The UK Supreme Court has rejected an attempt to overturn a court ruling in favour of same-sex and unmarried couples adopting children in Northern Ireland.

The appeal had been brought by Northern Ireland Health Minister Edwin Poots.

Having unsuccessfully taken his case to the highest court in the land, equality campaigners and potential same-sex adoptive parents in Northern Ireland will hope today’s ruling means Mr Poot’s legal fight against them is at an end.

A spokesman for the UK’s top court on Wednesday said: “The Supreme Court of the UK has refused permission to appeal the Court of Appeal’s decision in this matter.”

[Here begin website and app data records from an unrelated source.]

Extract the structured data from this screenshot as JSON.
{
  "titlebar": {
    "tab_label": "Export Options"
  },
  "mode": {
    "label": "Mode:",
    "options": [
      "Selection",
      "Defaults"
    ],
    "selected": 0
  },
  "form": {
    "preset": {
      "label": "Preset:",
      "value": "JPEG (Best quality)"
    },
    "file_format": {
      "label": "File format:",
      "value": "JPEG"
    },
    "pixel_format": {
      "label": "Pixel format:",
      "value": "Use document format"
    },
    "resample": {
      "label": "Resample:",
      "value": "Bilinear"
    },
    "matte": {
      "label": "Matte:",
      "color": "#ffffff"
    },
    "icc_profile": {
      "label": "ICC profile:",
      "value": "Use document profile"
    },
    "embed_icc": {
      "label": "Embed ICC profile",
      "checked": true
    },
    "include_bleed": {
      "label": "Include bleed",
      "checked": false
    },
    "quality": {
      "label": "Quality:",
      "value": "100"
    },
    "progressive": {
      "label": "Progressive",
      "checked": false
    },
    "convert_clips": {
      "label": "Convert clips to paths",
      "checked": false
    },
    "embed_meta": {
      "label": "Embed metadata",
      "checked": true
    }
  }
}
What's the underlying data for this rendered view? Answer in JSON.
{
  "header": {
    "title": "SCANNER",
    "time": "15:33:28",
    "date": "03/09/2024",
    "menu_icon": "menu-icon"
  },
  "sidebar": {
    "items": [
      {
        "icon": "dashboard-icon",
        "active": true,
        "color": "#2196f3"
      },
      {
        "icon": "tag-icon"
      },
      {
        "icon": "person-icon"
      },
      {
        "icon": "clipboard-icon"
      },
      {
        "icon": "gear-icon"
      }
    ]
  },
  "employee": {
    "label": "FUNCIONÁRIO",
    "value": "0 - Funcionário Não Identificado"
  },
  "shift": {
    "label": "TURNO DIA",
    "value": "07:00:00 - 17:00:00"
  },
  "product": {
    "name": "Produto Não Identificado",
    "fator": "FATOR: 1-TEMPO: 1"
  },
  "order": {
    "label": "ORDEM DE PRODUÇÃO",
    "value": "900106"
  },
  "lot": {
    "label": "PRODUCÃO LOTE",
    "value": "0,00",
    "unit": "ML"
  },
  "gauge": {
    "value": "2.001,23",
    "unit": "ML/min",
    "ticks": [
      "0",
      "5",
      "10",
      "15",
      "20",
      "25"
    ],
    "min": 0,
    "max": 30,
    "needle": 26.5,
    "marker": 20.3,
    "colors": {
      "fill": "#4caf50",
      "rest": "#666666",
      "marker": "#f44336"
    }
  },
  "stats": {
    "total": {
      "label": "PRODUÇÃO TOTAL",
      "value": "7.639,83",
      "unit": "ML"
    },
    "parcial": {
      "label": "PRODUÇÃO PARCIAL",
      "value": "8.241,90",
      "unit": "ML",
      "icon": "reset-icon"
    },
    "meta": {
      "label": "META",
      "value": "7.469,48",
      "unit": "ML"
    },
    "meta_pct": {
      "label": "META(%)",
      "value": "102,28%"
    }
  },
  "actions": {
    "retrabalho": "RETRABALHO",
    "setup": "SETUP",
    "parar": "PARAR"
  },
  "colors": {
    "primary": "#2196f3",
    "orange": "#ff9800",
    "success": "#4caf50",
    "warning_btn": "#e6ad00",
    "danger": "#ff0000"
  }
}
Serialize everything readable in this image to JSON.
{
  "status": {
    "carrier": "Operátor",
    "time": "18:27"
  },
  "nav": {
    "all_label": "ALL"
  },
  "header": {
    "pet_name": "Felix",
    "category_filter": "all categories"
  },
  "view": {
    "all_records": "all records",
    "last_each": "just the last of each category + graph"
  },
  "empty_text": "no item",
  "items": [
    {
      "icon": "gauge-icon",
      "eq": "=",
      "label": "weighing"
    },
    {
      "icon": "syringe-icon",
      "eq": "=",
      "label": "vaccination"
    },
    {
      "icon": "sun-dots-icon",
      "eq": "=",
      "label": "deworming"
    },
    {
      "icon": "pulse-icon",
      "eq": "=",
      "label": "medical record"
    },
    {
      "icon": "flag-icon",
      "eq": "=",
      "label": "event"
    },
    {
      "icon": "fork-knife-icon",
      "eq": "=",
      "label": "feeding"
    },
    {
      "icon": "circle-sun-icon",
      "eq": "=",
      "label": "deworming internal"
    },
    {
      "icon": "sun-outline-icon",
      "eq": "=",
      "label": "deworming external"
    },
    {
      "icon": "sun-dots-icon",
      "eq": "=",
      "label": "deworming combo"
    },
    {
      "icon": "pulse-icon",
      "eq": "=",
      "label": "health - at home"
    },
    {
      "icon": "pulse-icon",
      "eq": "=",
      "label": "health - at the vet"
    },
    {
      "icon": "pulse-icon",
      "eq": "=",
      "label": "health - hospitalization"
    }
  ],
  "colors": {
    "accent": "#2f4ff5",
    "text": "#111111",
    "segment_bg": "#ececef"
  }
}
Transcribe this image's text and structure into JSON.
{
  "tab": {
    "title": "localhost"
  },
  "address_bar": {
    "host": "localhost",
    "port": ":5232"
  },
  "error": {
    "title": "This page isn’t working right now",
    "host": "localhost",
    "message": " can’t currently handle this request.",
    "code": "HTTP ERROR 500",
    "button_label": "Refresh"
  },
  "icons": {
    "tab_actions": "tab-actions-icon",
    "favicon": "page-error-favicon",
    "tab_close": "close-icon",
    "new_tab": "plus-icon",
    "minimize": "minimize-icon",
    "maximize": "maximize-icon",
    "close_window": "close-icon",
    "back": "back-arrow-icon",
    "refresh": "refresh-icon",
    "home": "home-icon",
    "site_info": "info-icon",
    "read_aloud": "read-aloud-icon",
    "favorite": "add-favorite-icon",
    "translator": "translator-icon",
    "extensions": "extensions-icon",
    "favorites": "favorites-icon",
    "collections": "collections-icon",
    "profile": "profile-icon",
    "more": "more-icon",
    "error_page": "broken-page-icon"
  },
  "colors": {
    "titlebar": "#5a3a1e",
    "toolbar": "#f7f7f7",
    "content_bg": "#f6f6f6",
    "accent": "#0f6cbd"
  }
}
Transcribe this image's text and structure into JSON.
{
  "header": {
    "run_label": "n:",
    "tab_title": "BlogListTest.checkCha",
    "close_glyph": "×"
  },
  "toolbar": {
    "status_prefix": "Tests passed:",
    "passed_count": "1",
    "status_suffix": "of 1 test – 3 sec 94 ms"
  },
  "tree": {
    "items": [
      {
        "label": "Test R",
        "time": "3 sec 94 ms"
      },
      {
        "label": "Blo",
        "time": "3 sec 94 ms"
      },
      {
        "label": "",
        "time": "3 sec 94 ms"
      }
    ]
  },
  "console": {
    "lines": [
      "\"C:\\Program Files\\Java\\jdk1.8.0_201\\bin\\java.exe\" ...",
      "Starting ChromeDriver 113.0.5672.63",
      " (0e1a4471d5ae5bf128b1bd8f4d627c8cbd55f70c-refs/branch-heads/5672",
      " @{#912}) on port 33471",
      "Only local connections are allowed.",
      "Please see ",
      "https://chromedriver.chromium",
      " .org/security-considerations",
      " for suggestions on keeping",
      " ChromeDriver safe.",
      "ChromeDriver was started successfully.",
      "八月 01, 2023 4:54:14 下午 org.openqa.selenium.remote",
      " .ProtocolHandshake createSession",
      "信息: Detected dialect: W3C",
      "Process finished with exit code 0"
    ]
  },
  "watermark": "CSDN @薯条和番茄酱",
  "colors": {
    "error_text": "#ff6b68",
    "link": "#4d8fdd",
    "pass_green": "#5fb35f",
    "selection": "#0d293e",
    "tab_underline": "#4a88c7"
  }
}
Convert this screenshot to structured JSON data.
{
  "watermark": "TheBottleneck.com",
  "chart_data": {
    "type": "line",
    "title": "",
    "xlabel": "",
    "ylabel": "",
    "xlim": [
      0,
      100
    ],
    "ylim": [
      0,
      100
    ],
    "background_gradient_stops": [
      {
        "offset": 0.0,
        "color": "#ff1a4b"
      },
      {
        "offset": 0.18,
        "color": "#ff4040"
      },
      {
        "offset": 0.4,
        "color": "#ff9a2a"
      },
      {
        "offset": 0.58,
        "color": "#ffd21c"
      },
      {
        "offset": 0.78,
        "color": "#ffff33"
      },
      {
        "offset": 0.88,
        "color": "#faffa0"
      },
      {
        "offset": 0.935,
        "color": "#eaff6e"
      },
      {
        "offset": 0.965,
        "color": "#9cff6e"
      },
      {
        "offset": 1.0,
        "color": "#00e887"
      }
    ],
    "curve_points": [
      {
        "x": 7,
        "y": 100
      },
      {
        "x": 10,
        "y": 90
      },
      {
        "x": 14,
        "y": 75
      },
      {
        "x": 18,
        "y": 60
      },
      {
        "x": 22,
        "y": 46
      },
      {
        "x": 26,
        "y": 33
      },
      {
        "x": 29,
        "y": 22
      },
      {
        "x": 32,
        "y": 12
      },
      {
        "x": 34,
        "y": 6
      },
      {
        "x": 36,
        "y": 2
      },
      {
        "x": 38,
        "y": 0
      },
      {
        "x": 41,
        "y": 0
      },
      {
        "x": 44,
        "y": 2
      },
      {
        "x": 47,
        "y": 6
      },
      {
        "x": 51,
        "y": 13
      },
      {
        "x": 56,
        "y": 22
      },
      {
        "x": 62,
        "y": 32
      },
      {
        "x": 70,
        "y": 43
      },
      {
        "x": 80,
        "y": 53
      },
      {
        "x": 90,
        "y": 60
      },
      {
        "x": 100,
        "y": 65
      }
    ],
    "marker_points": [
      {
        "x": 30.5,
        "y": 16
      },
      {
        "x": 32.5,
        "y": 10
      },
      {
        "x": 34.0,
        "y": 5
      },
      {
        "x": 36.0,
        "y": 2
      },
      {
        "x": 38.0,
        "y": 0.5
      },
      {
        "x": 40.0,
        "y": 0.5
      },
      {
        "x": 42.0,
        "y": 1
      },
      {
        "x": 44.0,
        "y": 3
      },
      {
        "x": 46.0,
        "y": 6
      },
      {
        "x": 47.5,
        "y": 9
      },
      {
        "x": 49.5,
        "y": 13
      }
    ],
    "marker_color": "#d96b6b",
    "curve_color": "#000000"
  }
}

At present a single gay or lesbian person in Northern Ireland can adopt, but a couple in a civil partnership cannot.

In October 2012, Mr Justice Treacy of Belfast High Court ruled Northern Ireland’s ban had discriminated against same-sex couples in civil partnerships and also breached their right to family life.

Hours later Mr Poots confirmed that he was formally going to appeal the decision.

The Court of Appeal in Belfast dismissed Mr Poot’s challenge in June 2013.

In July it was revealed that the DUP Assembly Member had used £40,000 of public money in order to fund his appeal.

For the past year, Mr Poots has embarked on a similarly expensive legal challenge against removing the lifetime ban on gay men donating blood.

Mr Poots was told earlier this month by Belfast High Court that he’d breached the ministerial code in continuing with the ban.

It now falls to UK Health Secretary Jeremy Hunt to quash the ban in Northern Ireland.

Responding to Tuesday’s adoption ruling, Director of The Rainbow Project, John O’Doherty, said: “This ruling once again proves that the Minister has wasted public funds trying to defend the indefensible. Discrimination on the basis of sexual orientation or marital status is not in the best interest of children. The cost of this case is not just financial but has had a negative impact on the health and well-being of countless families”.

“Young people in care deserve a loving and caring home and assessments should be left to social workers and other professionals working in this field”.

He concluded: “We hope that this ruling brings an end to this discriminatory practice in Northern Ireland and that the Minister takes immediate steps to uphold the decision by the High Court”.